Annual Gathering at Hope 1994 - Glorious Hope!

Sally Whytehead

The beautiful setting of Hope in Derbyshire was an ideal spot for the largest gathering of Dulcimer players at a Nonsuch Annual weekend to date.

A total of 42 people participated in this year's event, which had a full range of workshops and talks. Quite a few people even took the Saturday afternoon walk up the local peak, for which the weather remained dry and mild.

We made sure that there was a core of technique-based workshops from total beginner to advanced, and with the addition of workshops on Chinese folk tunes, jazz improvisation,
arranging for duets, and even an impromptu workshop on accompanying story telling - to mention just a few - there was also plenty of new material for the most seasoned workshop attendee to get their teeth into.

Roger Frood, Chris Coe and Maclaine Colston did an excellent job on techniques. For instance, Chris Coe put forward her ideas about the silences in the music being as important as the notes. We were given ideas about how to play about with or emphasise the rhythm and how to preserve the tune instead of over-ornamenting it.
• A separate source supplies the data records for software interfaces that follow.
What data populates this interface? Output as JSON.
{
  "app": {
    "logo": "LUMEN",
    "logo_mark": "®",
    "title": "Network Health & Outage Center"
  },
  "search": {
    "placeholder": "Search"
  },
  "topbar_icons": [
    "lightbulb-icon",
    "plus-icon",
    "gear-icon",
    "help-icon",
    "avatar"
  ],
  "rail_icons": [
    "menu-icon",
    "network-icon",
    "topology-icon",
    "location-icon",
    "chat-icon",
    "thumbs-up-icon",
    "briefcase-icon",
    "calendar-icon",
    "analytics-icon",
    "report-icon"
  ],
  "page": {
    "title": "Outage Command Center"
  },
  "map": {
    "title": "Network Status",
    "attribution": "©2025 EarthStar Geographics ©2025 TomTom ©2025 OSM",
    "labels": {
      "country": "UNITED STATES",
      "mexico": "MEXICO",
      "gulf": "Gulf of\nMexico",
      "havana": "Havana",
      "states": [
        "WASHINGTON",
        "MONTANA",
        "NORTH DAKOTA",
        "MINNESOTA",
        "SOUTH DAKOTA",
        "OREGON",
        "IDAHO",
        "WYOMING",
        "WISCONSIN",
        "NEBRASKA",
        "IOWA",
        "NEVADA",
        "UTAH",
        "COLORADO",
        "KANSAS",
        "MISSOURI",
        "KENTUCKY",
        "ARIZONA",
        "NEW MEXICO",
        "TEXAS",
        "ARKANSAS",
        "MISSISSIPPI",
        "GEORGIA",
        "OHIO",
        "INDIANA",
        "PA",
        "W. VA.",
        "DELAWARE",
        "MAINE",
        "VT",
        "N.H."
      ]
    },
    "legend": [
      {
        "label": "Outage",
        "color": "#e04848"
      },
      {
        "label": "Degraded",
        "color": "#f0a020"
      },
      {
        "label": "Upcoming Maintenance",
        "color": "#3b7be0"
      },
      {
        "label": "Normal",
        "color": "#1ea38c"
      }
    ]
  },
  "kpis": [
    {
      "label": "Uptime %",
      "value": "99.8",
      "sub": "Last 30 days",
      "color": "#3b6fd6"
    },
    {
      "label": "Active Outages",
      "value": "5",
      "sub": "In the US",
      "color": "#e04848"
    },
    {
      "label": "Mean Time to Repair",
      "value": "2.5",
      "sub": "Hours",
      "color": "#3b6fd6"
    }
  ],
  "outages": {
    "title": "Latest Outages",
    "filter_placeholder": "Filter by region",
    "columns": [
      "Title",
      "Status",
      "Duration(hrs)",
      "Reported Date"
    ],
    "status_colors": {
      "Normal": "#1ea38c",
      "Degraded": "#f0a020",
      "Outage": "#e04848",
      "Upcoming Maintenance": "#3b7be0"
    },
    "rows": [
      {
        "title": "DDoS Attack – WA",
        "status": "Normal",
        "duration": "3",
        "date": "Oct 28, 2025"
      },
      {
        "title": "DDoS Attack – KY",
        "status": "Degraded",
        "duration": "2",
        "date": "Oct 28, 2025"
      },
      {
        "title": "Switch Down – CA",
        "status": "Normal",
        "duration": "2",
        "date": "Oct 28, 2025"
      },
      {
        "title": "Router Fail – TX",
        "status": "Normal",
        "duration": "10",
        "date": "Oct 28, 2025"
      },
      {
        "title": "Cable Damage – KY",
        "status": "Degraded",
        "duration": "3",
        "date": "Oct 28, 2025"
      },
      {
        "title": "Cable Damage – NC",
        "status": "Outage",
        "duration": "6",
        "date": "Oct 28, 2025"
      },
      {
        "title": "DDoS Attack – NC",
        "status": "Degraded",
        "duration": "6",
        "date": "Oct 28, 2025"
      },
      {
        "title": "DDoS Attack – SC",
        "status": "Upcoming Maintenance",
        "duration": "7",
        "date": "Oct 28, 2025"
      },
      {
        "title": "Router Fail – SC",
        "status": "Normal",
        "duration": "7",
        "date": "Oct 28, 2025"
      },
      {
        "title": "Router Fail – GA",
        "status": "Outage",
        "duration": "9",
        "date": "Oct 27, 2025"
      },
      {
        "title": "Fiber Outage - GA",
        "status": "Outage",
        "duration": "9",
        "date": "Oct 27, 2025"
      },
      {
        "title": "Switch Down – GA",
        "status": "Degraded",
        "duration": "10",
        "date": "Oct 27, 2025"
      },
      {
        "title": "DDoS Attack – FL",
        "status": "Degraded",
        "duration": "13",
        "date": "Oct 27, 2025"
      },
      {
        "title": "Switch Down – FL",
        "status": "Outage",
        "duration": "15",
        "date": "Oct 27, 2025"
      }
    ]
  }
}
Two of the most interesting sessions, from my point of view, were the talks by Mandy Lowe and Xu Pingxin.

Mandy told us about her travels to Minsk, where, financed by the British Council, she spent 3 weeks learning the basics of the Beylorussian Dulcimer or Tysmbaly. Mandy had to take a crash course in Russian in order to communicate with her teacher, Prof. Eugene Gladkov, who teaches in an Academy in Minsk where this is a very popular instrument with a "classical" standing - many different types of music are played on it. Mandy had to brainwash herself into an entirely new technique - the hammers or pelushki are much shorter than ours, and the hold and wrist action are very different. Because the instrument is chromatic, there is much greater use of damping with the hand, and this is built into the hand and wrist action. Plucking is also widely used, and there are several subtlely different ways of doing this.

Pingxin told us about the Chinese Dulcimer or Yangqin, which he demonstrated in a breathtaking way as he is a master of the instrument. The yangqin has only been used in its present chromatic tuning in the last 20 years or so, and is very widely used in Chinese orchestras and operas in China. As in Beylorussia, it is a very popular instrument - in China there are tens of thousands of players, many of whom take professional training. The yangqin has very long, flexible bamboo hammers and again quite a different technique, although closer to ours.

Pingxin topped the bill at the excellent evening concert. A four hour marathon - it started off with a bang when Kathie Drinan and Jenny Smith did an exciting bodhran based number with a little help from an impromptu band, and then the evening just got better and better. The warm friendly atmosphere is something that has become a trademark of these events.

During Pingxin's spot I noticed Maclaine Colston and Jim Couza watching with their eyes popping out of their heads. Jim declared afterwards that he felt like breaking bottles over his hands. Fred Woodley however was quite calm about the performance until the next day, when Pingxin, asked to play in another style, struck up one of Fred's favourites - Memories - with superb interpretation and great feeling. Just as well there weren't any bottles around to break!